Hi, I’m Kim and I am an addict.
My substance of choice? The constant chatter of my own thoughts.
This may not seem like much of a problem. After all, thinking is intellectual, right? Thinking is creative, right?
True, and true again, but like many addictions, a moderate amount can be good, or at least OK (for example, food or alcohol), but too much is a problem. While there is a positive side to my active mind – I get good ideas from time to time – I am beginning to realize how unproductive chatter seems to continue almost nonstop. While it does not really get in the way of my daily life and I function at a high level, there is a price to pay in terms of optimum contentment and the effects of stress on the body.
I only recently began to see this as a problem. Yes, there have always been annoying times when thoughts have kept me up at night and I can’t seem to shut them off, or a song would stick in my head. A little bit of neck and shoulder tension does tend to creep up on me too, but that’s normal stress, right?
Yes, all of this is what we label “normal” for human beings, but I have become less and less tolerant of mere “normal” standards for my happiness and contentment lately, ironically as I find more and more of both. A recent trip gave me more of a slap than a gentle nudge in the right direction . . .
“Finally!” After 5 cramped hours in the car, my husband and I pulled into the thickly forested drive in Northern Wisconsin. The familiar wooden sign nailed to a tree at the entrance distinguished this long driveway from the 4 or 5 other dirt and gravel ones on this side of the lake. “En-Dah-Win” – Native American for “my home in the woods.”
The Eagles were singing Take It Easy as we rounded the bend, stirring up a bit of gravel on the way. Familiar sights appeared – a gigantic pile of neatly stacked firewood, the lake, Wilbur the slow-moving Bassett hound with seriously bad teeth, a clothesline with clothespins waiting for wet towels and swimsuits.
Bags need to go in the house, have to get the salmon into the refrigerator, maybe I’ll change clothes. Did I remember to pack the book I was reading? . . . Wonder what we are doing for dinner tonight.
After tossing a couple of bags on the bed in the cabin, I decided on a quick walk out to the pier before attacking my “to-do before relaxing” list. At 2:30 in the afternoon, it was cloudy and cool, and I knew that I would have to wait until morning to see my favorite view of the lake, with the early mist rising and the glassy surface mirroring the tree line.
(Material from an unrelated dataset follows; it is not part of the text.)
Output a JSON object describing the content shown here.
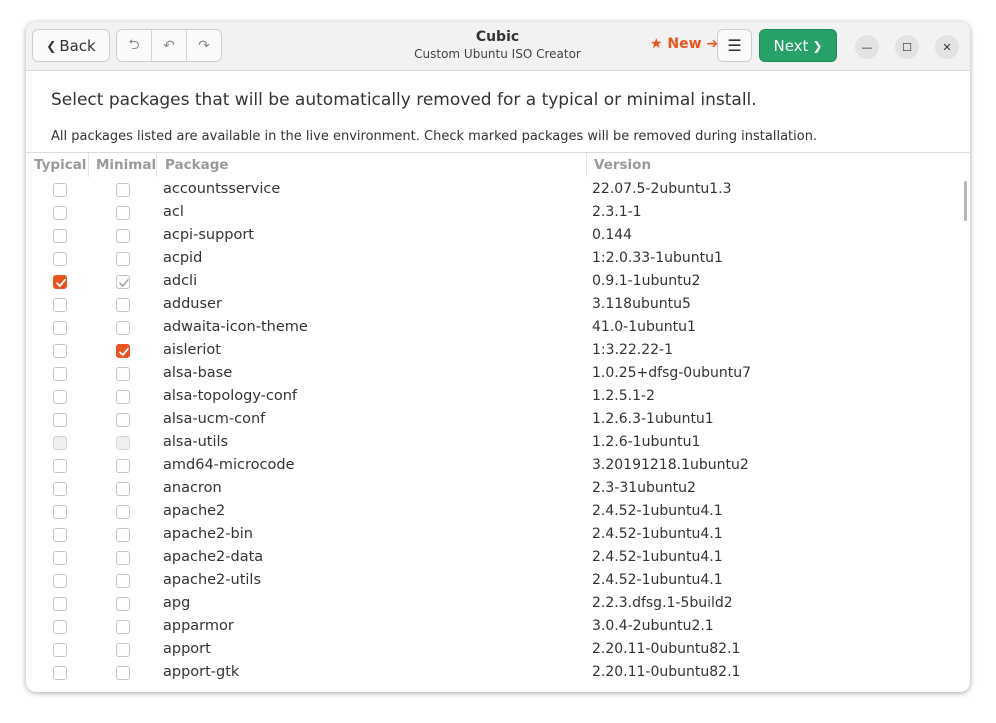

Oh well, I’ll just take a quick look anyway. Then I can get organized, and if the weather doesn’t get any better, I can work on a crossword puzzle or check my e-mail.
Avoiding a small stump in front of me, I inhaled my surroundings. The smell of pine needles permeated the air. I breathed in again, this time as if it was my very first breath. Exhaling slowly, I felt my shoulders slump, relaxed.
Halfway down the wooden steps to the pier, a hollow, rhythmic noise startled me.
Is that really just the sound of my footsteps on the cedar boards?
Against the backdrop of silence, my intrusion was shockingly loud. I wondered how long it had been since I last noticed the sound of my feet.
Stopping, I listened deeply. I heard an occasional birdcall, the scampering of a small animal across the leaf-covered forest floor, an acorn as it hit a hollow log. I listened deeper and other sounds emerged – the gentle breeze, the subtle disturbance of a leaf as it settled to earth, the sound of the almost still water quietly caressing the shore.
So this is what “still” sounds like.
Speaking loudly, moving too quickly, even mental chatter – they all seemed suddenly inappropriate and out of place. Whatever came next – unpacking, cooking, . . . – it could wait.
Suddenly there was no place else I wanted to be, no better weather, no mental clutter. I knew I had entered rehab for my thinking-obsessed brain.
I regretted leaving as we packed the car to go home 3 days later, fearing that I would lose the feeling. After all, I have practiced mindfulness before, tried gently coaxing my thoughts away “like leaves on a stream.” I practice yoga weekly, and there are times when I feel peaceful, but not as continuously as I did during my time in the woods.
As with any addiction, I will take a day at a time, continue to practice, and remember how real peace feels. If I find myself relapsing, I can always check myself back into my Northern Wisconsin rehab center.